Not only did the corporate overlords tell their servants in government to change that law, but they also told them to give tax breaks to companies who moved their production to China or other slave wage countries. That's right. You have actually picked up the tab for moving your job to China.
Suckers! Chumps! Unbelievable.
This idea that protecting the interests of citizens (protectionism) is somehow bad or impossible is an outright lie.
Global trade is nothing new, it's been going on for many centuries. But it was a matter of common sense that this trade was mutually beneficial. Trade is NOT beneficial (except to a very few) if the people in one nation lose their jobs simply for very short term profits for a few.
It is not beneficial for the environment in a nation to be raped simply because they naively didn't have laws to protect it. This is not "free trade" and there really is no such beast. What is needed is FAIR trade. Trade that benefits both nations in the transaction.
There is no inherent need to dismantle the middle class and toss the working people under the nearest bus. It's a desire of the few, who want what little that middle class has.
Unless we demand laws to stop the wholesale purchase of public policy making;
the few, the sociopaths, the insanely and cluelessly greedy will get their way.
We can, and we must reconstruct ourselves.
We must do so or we will disappear without so much as a whimper.

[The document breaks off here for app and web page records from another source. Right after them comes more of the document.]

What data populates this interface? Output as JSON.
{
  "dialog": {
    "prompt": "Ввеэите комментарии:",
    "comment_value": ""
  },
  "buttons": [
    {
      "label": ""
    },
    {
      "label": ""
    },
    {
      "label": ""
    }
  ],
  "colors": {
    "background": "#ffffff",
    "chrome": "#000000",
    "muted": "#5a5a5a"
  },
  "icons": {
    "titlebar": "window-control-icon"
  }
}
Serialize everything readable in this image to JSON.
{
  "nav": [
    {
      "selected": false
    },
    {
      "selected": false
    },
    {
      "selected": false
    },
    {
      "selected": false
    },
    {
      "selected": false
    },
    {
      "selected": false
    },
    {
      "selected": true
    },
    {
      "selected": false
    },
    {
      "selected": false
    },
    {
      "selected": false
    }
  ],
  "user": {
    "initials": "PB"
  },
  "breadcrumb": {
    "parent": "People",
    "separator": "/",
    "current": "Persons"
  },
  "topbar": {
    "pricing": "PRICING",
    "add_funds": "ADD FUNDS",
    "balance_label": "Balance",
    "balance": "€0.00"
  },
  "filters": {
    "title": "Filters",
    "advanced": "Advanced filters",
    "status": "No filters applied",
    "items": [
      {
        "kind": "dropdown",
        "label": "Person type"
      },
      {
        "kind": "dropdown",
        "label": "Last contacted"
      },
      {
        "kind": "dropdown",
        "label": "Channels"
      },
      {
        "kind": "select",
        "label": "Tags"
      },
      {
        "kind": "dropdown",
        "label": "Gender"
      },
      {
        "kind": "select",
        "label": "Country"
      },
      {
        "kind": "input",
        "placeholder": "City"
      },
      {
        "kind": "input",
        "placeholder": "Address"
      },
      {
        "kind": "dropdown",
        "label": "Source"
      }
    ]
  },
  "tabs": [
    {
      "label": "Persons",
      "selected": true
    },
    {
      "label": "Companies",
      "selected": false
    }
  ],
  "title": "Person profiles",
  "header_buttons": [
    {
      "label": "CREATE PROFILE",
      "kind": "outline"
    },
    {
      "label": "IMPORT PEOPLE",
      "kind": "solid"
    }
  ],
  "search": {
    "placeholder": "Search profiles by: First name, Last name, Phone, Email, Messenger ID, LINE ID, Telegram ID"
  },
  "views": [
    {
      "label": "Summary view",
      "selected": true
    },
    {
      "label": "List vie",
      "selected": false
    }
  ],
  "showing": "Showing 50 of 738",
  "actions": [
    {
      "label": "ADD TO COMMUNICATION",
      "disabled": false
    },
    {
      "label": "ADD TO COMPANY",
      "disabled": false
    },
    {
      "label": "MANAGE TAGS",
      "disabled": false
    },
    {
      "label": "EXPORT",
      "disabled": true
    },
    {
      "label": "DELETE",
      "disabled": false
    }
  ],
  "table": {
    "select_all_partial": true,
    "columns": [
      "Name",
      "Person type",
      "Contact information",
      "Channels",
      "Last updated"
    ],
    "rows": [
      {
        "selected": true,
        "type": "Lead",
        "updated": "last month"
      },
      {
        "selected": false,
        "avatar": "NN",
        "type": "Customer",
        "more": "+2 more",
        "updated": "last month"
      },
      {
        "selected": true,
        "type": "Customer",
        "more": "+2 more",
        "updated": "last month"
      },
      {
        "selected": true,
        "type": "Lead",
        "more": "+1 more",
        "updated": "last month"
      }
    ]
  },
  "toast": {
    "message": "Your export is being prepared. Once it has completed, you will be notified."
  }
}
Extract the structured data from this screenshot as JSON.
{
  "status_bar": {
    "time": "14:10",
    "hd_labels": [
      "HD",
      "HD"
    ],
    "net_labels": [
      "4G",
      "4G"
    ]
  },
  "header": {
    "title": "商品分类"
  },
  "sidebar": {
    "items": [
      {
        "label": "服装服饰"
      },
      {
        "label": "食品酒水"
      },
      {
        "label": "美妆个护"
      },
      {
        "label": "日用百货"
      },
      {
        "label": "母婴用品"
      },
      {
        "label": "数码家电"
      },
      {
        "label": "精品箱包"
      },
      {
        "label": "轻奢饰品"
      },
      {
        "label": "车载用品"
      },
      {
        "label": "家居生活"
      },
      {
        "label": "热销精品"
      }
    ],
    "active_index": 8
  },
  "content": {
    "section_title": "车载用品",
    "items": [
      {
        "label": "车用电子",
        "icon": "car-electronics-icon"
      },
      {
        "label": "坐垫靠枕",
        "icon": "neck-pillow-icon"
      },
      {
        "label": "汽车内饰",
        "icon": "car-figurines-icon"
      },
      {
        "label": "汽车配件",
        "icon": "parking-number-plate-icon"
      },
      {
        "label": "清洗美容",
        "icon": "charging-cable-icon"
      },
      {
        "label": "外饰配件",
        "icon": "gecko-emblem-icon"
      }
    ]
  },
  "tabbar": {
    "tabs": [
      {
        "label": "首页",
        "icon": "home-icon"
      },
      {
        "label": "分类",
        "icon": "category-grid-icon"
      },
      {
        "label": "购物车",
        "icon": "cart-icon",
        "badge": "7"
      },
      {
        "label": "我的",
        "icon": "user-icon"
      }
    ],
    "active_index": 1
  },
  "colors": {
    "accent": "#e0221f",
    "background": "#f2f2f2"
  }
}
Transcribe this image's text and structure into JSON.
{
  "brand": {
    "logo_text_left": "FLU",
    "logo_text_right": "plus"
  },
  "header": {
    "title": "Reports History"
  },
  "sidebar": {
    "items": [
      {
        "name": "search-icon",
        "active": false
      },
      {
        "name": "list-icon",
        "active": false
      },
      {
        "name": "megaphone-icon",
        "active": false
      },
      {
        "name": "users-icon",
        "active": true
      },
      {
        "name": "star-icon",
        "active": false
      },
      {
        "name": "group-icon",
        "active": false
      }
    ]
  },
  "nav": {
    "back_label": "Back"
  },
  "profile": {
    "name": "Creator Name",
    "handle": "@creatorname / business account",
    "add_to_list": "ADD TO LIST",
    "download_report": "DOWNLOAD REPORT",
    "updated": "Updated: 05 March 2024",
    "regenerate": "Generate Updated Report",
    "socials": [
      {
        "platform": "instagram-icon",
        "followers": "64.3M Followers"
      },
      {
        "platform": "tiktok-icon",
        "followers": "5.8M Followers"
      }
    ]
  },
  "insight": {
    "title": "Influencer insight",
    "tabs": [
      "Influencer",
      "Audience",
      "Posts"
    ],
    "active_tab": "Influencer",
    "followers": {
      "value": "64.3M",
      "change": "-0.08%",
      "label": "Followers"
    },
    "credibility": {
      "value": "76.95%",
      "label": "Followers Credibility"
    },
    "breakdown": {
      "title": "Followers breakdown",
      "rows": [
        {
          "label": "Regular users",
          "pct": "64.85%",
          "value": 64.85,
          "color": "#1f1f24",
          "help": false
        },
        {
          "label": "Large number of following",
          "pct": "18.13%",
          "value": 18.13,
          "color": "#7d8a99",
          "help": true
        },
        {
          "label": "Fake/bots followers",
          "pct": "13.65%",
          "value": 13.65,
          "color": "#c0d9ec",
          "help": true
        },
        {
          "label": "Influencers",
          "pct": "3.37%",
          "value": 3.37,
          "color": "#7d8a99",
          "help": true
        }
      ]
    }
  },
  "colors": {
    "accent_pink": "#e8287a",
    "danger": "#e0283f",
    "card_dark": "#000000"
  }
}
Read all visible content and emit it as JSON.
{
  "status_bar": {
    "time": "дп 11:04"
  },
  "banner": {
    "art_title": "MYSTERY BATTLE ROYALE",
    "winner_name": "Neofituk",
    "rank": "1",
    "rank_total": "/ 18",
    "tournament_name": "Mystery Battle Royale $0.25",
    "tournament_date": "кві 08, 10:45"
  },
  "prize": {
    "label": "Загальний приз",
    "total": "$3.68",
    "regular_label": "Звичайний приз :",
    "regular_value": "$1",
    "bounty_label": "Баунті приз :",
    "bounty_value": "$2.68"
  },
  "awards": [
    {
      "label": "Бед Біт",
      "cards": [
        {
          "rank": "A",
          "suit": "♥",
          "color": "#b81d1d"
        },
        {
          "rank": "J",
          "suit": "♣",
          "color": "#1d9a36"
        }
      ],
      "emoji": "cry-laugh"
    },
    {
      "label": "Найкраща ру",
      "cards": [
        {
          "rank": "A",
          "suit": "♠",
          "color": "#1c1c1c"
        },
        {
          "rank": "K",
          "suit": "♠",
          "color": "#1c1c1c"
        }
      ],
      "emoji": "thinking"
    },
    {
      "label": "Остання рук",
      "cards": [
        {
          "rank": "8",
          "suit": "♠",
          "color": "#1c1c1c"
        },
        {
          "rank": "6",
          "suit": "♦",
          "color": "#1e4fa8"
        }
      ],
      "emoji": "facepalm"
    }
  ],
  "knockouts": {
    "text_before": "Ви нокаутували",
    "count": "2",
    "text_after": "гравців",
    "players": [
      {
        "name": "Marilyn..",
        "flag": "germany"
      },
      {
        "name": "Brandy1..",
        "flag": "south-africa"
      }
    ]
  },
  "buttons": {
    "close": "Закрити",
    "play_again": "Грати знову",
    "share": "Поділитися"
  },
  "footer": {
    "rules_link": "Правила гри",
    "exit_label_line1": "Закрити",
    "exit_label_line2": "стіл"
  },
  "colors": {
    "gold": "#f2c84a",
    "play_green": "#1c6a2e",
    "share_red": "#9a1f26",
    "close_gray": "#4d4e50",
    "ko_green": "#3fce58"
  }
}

The long term goal can and must be about human potential, not how much we can get for the chemicals left when we reduce the remains of human beings.
Labor Day began not as a national holiday but in the streets on September 5, 1882.
Thousands of bricklayers, printers, blacksmiths, railroad men, cigar makers, and others took a day off and marched in New York City. They carried signs that read “Eight Hours for Work, Eight Hours for Rest, Eight Hours for What We Will”, “Labor creates all wealth,” & “We Must Crush the Monopolies Lest They Crush Us.”
The underlying dynamics have not changed much.
As for this year's labor day...
This weekend you could hardly be blamed for going to Walmart for the latest feather-light flatscreen television from China or Mexico. You may legitimately be dazzled by the low prices and pixel counts. But far better, go to a Costco, where workers make about twice the Walmart wage, and don’t have to rely on federal benefits like food stamps and Medicaid (which, according to Americans for Tax Fairness, cost taxpayers $6.2 billion a year...a corporate subsidy for Walmart).
In addition, Costco lets its workers unionize while Walmart instructs managers to report any union activity or grumblings about wages to the company’s “Labor Relations Hotline.”
But all of you Holiday shoppers will have to wait until Tuesday, though... because Costco is closed on Labor Day. Its workers will be at the family barbecue or the parade, celebrating a national holiday...where they should be!